Director Michael Cuesta used to tell human stories. He was once interested in the pains of adolescence (“L.I.E.”), maturity (“Roadie”), and professionalism (“Kill the Messenger”), but that style of filmmaking doesn’t pay the bills. Cuesta now graduates to nondescript studio work with “American Assassin,” which intends to adapt a 2010 Vince Flynn novel for the big screen (the first Mitch Rapp adventure in a 16 book series), but doesn’t offer much literary substance, charging ahead as graphic revenge thriller that’s certainly visceral, but also brain dead. Cuesta discards nuance and tries to keep up with the B-movie technicians who normally helm this type of junk food entertainment, and the change doesn’t suit him.

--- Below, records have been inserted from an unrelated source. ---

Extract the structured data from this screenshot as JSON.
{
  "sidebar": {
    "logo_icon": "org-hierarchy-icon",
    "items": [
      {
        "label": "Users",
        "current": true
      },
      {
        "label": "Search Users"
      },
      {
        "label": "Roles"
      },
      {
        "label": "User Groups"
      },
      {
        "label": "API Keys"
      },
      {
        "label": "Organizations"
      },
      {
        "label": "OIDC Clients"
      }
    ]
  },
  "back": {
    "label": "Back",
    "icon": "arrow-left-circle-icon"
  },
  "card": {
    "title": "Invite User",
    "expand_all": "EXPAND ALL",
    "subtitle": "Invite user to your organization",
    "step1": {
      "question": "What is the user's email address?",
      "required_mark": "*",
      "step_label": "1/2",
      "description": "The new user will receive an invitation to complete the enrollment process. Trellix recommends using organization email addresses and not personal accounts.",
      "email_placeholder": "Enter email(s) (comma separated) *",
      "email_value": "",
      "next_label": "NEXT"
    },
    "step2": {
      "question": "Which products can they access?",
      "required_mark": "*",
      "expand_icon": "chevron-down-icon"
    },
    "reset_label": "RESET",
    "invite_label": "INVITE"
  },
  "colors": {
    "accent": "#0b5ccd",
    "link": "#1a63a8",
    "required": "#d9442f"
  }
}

He doesn’t know what he’s doing with “American Assassin,” staging unappealing action and encouraging one-dimensional performances, tasked with establishing a new spy game franchise, only to come up short in almost every possible way.  Read the rest at

Film Review - Rebel in the Rye


Author, recluse, and legend J.D. Salinger has been mythologized to a point of no return. There’s no room for the real man anymore, with the “Catcher in the Rye” writer’s life subjected to countless literary offerings, news investigations, and simple fan adulation, with many hoping to achieve a glimpse of a man who, in 1951, created one of the most influential books of all time, and then, in 1959, stopped publishing for the rest of his life (he passed away in 2010). That nut is never going to be cracked, as evidenced in the supremely underwhelming 2013 documentary, “Salinger,” but such evidence isn’t about to stop writer/director Danny Strong, who makes his helming debut with “Rebel in the Rye,” endeavoring to explore Salinger’s life and times in a way that creates order to imagined chaos, finding guidance in clichéd bio-pic tonality, making the feature play like a constipated television movie.  Read the rest at

Film Review - Polina


Dance films are common, and they generally share a common goal of choreographed movement, trying to nail elaborate big screen routines with precise timing. “Polina” is the rare picture to challenge the boundaries of traditional dance, viewing the rigidity of the art form as a necessary for training, but hard on the heart. It’s not a radical rejection of established dance education requirements, but “Polina” has bigger ideas than simply becoming an overtired ballet effort, locking in on creative yearn and the sheer ecstasy of bodily release. It’s a terrific feature, but not for expected reasons, teasing cliché while achieving a deeper understanding of dancer headspace, which is dominated by a need to please and a searing frustration with any repression of artistic expression.   Read the rest at